So you can probably guess what happened when the eyes of the customs guy fell on this page. He wanted an explanation… no, actually he demanded an explanation! But where the rubber hit the road, he did not really want one because when I told him that these were notes of things said by his President and His aides de camp, he said, “Normal people don’t do that”. He just did not get it. What he did get was his superior who also did not get it.
After that I sat by myself in the cinder-block cubicle… and sat… and sat. And finally, the superior’s superior arrived. He got it. He had been at home, 45 minutes’ drive away, eating Sunday dinner with his family when he got the call asking him to drop everything and come in to work to question some sort of potential/probable terrorist (me).

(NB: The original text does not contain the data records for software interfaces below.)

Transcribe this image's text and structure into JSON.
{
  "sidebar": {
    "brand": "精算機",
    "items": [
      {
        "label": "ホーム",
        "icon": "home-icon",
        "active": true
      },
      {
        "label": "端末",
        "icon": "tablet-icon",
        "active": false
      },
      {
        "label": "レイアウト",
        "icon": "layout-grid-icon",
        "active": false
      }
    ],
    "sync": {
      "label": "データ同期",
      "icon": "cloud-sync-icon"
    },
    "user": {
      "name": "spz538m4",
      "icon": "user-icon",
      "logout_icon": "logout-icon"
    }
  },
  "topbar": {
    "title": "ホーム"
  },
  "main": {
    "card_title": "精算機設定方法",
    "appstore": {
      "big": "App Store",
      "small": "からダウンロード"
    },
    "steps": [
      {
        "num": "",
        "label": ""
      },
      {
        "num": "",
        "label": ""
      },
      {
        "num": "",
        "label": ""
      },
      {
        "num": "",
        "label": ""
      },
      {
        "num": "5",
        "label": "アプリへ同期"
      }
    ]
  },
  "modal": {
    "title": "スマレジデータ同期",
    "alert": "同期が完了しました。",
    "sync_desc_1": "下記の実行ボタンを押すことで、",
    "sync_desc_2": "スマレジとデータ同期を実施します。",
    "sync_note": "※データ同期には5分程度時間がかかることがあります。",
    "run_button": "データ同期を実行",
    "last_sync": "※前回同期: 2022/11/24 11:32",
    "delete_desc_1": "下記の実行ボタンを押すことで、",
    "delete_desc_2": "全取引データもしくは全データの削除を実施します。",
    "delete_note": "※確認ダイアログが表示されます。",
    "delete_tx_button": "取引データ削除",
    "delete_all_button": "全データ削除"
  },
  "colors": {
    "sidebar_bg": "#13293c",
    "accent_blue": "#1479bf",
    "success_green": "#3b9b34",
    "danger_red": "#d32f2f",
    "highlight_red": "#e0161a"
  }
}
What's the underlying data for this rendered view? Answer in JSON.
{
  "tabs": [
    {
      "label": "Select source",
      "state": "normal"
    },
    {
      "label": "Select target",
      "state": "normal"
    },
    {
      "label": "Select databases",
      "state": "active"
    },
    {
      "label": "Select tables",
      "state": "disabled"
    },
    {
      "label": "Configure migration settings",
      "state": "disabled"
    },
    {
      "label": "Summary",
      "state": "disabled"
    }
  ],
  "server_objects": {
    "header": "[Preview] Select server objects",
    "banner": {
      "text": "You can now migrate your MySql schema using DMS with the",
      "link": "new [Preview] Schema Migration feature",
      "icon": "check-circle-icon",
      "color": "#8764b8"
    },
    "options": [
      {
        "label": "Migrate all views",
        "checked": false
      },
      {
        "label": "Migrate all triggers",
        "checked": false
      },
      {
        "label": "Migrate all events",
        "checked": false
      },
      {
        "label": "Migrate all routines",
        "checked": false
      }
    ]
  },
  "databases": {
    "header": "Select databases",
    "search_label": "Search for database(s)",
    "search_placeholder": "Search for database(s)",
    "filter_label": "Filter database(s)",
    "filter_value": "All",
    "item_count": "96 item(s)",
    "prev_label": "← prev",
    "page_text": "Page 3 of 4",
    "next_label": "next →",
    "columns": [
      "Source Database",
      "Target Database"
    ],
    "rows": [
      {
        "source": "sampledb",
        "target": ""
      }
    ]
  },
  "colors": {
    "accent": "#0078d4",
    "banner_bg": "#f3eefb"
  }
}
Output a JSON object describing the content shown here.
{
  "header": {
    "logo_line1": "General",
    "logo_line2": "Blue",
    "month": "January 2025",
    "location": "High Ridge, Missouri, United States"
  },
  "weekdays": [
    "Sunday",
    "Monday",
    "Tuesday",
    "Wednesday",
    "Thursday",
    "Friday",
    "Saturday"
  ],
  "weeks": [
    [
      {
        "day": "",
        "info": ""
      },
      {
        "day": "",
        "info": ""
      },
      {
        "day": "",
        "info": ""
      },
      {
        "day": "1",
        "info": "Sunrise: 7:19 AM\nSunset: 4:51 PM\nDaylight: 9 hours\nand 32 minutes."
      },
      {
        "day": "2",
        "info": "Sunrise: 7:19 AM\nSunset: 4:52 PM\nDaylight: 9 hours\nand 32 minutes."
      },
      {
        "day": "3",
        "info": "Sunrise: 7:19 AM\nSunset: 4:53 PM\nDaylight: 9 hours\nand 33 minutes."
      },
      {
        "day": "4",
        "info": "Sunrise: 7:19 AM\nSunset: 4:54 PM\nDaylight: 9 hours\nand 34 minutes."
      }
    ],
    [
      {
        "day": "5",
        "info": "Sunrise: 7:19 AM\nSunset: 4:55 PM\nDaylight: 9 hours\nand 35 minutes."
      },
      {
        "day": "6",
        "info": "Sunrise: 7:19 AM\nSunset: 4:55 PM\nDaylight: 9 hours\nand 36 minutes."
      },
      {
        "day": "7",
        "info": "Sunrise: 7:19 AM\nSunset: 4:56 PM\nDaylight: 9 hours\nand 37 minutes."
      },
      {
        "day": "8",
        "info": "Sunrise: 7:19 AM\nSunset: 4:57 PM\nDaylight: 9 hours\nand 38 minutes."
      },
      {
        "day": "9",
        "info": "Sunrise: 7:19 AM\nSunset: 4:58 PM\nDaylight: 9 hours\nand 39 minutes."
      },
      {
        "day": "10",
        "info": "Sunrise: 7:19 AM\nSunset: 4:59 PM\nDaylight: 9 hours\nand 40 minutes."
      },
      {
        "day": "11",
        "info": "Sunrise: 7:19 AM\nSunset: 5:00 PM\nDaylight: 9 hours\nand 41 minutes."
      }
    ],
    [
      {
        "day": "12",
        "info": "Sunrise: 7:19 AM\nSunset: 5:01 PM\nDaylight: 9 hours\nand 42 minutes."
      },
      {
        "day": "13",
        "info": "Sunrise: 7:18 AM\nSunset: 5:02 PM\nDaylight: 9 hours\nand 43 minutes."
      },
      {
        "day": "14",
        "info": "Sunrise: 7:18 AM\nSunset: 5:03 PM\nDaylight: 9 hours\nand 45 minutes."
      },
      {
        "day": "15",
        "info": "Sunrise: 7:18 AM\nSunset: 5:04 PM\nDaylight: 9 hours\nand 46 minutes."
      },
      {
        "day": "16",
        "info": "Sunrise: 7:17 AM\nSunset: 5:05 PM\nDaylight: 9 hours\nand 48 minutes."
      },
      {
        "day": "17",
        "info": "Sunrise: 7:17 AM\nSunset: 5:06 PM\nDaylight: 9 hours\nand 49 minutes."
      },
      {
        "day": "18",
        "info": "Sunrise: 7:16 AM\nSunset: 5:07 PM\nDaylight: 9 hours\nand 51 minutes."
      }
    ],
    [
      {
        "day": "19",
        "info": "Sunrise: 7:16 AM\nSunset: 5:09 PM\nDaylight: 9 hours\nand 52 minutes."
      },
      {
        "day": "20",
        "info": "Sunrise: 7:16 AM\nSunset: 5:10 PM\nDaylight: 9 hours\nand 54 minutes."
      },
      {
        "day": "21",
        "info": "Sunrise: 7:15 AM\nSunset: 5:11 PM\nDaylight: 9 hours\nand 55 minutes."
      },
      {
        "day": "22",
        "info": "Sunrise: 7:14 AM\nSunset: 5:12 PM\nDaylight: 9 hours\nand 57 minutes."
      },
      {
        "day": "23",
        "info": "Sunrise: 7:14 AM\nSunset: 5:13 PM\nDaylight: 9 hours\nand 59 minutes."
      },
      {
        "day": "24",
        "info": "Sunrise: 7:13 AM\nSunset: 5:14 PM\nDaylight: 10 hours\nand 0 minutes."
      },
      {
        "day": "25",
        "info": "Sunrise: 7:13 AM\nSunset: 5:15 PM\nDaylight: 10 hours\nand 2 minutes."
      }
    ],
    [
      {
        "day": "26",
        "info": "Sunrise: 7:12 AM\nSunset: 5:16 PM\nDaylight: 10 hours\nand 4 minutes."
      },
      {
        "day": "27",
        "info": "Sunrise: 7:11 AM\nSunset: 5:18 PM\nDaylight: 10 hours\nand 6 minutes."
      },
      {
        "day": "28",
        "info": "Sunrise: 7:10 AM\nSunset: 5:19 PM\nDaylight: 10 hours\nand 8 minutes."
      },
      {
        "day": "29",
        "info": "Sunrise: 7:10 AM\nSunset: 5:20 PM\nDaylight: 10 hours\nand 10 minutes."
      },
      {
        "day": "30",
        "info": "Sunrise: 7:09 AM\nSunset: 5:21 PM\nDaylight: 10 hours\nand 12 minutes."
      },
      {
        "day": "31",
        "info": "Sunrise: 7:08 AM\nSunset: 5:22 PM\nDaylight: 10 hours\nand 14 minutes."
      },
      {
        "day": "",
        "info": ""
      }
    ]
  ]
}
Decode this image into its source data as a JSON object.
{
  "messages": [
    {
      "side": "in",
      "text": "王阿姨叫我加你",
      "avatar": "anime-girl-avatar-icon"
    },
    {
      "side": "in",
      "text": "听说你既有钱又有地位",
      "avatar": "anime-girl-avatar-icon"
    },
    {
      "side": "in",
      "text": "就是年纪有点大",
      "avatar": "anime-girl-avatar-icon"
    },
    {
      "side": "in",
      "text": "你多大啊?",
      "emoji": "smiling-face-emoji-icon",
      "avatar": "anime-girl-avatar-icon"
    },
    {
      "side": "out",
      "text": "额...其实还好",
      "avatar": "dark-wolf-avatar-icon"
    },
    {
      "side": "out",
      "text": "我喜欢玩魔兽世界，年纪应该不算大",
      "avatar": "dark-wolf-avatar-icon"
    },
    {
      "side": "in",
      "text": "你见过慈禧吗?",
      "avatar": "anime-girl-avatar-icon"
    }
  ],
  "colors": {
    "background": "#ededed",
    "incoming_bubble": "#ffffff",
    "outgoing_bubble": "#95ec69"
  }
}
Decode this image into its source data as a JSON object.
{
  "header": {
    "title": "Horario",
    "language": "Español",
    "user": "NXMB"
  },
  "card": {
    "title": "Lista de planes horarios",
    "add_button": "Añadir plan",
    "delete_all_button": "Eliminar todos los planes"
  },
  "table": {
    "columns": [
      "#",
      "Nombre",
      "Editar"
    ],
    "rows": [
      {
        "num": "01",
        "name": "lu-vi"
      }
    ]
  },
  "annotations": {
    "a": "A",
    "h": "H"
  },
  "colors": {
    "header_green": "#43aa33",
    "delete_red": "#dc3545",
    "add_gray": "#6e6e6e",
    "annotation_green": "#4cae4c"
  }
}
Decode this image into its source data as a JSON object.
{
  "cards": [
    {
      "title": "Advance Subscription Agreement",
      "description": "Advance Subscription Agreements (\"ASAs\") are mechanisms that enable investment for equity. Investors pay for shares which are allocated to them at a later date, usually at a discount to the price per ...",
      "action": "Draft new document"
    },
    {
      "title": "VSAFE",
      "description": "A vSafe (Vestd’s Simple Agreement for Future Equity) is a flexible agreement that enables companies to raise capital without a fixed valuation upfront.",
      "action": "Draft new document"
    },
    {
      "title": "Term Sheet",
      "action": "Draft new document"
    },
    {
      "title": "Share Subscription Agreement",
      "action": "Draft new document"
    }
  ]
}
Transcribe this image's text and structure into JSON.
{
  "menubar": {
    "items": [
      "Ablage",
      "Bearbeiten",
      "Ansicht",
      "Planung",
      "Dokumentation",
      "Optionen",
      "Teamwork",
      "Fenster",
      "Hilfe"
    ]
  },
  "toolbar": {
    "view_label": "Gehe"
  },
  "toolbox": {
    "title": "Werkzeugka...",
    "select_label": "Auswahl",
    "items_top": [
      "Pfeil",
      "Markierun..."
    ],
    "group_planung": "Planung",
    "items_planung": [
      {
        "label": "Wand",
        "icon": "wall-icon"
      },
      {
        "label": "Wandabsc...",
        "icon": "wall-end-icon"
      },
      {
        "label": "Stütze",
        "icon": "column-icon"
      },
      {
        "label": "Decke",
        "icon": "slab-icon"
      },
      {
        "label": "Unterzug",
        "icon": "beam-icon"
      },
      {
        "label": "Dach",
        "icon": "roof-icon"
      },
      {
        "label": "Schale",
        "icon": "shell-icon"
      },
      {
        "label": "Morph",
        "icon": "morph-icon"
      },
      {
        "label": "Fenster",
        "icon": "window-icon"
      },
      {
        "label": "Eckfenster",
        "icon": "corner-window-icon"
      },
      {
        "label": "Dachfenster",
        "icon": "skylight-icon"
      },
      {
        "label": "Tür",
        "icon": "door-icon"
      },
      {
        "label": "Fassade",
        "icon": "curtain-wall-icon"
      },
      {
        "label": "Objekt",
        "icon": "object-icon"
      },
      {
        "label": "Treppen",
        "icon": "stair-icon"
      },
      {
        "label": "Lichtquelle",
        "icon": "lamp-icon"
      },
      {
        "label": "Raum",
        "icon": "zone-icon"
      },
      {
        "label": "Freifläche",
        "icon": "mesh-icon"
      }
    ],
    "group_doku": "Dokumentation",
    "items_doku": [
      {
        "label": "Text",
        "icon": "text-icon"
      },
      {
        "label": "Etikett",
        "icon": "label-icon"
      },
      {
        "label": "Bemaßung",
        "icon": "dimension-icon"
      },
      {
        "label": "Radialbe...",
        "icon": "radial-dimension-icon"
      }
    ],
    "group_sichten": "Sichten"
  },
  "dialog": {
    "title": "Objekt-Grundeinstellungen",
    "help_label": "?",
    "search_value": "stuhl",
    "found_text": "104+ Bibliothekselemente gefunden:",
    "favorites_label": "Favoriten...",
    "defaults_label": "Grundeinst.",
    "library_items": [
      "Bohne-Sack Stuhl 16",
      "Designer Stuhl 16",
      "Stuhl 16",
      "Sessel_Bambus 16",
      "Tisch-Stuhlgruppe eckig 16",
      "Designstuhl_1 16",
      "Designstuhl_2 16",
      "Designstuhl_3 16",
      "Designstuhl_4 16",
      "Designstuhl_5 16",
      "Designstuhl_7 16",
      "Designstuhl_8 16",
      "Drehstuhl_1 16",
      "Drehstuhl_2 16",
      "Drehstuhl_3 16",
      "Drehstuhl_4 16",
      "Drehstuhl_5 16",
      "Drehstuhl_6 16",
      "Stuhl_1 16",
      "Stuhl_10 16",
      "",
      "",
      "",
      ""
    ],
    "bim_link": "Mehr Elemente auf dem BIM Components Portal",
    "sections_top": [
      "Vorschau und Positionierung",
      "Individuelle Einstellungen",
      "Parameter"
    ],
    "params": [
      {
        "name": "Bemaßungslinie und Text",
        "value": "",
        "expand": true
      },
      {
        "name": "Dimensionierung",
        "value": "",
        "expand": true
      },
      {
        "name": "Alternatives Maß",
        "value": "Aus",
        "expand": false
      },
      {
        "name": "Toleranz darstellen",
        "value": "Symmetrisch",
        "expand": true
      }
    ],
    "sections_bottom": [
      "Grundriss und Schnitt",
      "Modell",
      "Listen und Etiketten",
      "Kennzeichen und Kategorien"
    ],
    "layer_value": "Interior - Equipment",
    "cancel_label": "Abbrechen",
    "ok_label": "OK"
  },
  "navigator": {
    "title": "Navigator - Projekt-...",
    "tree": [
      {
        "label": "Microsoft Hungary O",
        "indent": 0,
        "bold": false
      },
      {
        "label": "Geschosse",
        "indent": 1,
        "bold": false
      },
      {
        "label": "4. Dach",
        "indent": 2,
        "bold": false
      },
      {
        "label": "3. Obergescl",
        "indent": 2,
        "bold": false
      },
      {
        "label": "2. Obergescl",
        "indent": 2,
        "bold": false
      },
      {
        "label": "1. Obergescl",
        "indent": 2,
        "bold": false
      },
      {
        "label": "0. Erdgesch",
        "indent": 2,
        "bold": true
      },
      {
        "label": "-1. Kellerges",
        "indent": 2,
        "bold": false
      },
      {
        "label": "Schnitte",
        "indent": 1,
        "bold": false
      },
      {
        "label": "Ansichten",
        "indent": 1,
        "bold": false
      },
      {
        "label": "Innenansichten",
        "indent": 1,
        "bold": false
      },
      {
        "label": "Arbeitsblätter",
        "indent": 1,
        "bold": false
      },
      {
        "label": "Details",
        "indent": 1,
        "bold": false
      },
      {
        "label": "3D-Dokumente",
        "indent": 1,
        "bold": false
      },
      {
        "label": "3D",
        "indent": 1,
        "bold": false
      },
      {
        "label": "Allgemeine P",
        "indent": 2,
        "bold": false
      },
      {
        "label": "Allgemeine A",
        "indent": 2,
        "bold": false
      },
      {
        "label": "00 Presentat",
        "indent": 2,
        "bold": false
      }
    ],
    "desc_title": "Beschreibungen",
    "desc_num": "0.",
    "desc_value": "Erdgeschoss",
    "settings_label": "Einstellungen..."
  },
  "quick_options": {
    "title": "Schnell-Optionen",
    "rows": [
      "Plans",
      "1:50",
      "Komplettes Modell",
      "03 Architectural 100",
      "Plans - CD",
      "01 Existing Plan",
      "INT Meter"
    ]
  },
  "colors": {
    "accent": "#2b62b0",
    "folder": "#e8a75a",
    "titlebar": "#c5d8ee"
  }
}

He asked me to tell him about the notes; I told him, as I had told the others that they were simply quotations from the administration in his country, about the WMD which were the basis for the war in Iraq. He invited me into his office at the opposite end of the facility from the search bay. So under the somewhat vacant smile of George W., and that slightly twisted leer of Dick Cheney, he read down the page of WMD notes. He then raised his gaze to me and, stifling what I perceived as a slightly embarrassed smirk, he took a deep breath and said, “I am required to ask you this…
Are you a terrorist?”
“No,” I answered jauntily (or at least as jauntily as possible under the circumstances);
“Have you ever been a terrorist?”
“No,” I answered with an air of je ne sais quoi (though I’m not sure what it was);
“Do you plan to become a terrorist?”
And since I could not think of anything really clever to say instead, I answered “No.”
Wow. I sure was glad that I was not a terrorist or I would have had to answer, “Ah, shucks... Ya got me. Yes, by golly, I am; I have; and I do!” (because terrorists, as we all know, are honest to a fault) and then I would have been shipped off to Guantanamo and made to listen to Iron Maiden at 120 dB – enough to drive anyone mad.
He told me that, because of the required protocols, my name and identification numbers and all salient information about me had been entered into their gigantic terrorist-finding-database-computer-search-watchout-blah-blah-system and that it would take another 15 minutes to determine whether or not I had already been determined to be a danger by someone else, somewhere else at some other time. Turns out I was not. I could have told them that:
a) on the basis of my own knowledge of me, and
b) because I would not have been given the P2 that was stapled in my passport if I had not checked out as at least relatively squeaky-clean.
He told me that I would need to wait out those 15 minutes in the lobby – better than sitting in the solitary confinement of the concrete-block room anyway. I think it was less than ten minutes when he came back and without words, gave me a look that implied, “I’m really sorry we had to go through this”, handed me my writer’s notebook and my passport and said simply, “You’re free to go”. And off he went back to his now congealed gravy and rock-hard Yorkshire puddings, and off I drove in a very straight line south through North Dakota.